I missed the last two Newsletters, sorry. We had got up to PolioPlus as we were looking at the history but I will take a jump into the late 1990s/2000s to a time when the Foundation came under considerable pressure. The problem was that we had adopted a programme that had become too popular, Matching Grants. Our club had several, most for projects in the Pacific Islands, and the grants were for relatively small amounts and matched club contributions. Most of the grants were for less than $5000, which was not over-challenging for a club but still carried a requirement for the Foundation to service and apply stewardship. We have always promised our donors that we will use their giving properly so the process had to apply to small grants as well as large.
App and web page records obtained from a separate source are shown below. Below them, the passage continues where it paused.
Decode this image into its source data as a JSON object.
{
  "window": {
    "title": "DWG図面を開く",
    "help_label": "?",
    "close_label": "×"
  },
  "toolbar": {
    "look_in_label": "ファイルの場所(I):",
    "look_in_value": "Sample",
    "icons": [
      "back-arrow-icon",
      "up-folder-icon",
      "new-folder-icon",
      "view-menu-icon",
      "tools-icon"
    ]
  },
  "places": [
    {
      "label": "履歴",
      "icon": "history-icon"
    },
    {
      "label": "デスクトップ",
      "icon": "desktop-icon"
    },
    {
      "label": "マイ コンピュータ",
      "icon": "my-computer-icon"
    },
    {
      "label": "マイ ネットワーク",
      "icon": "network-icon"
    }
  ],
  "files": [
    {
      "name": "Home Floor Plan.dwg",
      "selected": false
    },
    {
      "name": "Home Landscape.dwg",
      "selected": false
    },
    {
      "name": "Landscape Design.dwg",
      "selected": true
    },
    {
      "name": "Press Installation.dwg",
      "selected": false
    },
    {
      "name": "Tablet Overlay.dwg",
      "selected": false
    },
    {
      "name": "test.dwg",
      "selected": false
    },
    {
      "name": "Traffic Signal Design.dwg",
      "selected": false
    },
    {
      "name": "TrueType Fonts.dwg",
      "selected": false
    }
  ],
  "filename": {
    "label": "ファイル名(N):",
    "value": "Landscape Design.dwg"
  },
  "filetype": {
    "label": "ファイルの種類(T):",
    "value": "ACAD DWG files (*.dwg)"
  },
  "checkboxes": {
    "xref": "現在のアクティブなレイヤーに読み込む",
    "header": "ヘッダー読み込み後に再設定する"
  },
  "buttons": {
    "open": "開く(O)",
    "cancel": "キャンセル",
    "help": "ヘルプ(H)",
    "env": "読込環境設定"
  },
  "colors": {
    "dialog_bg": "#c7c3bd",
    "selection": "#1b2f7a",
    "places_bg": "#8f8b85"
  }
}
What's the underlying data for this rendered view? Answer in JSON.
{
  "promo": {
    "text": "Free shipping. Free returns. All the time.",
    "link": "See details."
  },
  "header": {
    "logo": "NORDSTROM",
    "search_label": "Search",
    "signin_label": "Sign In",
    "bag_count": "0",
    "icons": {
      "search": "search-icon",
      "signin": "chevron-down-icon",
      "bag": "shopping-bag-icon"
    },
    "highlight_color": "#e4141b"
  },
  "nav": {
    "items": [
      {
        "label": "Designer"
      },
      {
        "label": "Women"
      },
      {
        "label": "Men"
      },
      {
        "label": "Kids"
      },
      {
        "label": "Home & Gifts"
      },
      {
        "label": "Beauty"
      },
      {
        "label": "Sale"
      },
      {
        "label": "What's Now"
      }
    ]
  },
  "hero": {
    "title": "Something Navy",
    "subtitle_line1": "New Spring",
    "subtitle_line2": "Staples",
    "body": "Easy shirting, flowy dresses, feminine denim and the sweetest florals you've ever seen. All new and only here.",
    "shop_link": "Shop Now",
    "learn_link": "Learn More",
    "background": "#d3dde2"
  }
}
We had two big-name accounting firms work through the costs of grants and while there were questions on their procedures from Rotarians with vested interests, in round terms it was costing TRF around $2000 to process a grant of $4000/5000. It was much more than just the cost of staff as bank fees and currency costs and a myriad of other items added to the cost. For an organisation that regards itself as efficient, this cost was much too high not just in money but also in staff burnout. I was around in Evanston at the time and  watched several excellent staff leave us as there was no sense of achievement in their work. Most of the grants were for immediate needs and had no sustainability built in.
The Trustees set up a Future Vision Committee made up of experienced Rotarians and it took a few years to develop a more effective spending model and to test it and implement it. It was worth it though as for some 14 years we have earned four star rating [the best] from Charity Navigator which rates charities and we are always well ahead in efficiency of such well known charities as Save the Children and World Vision.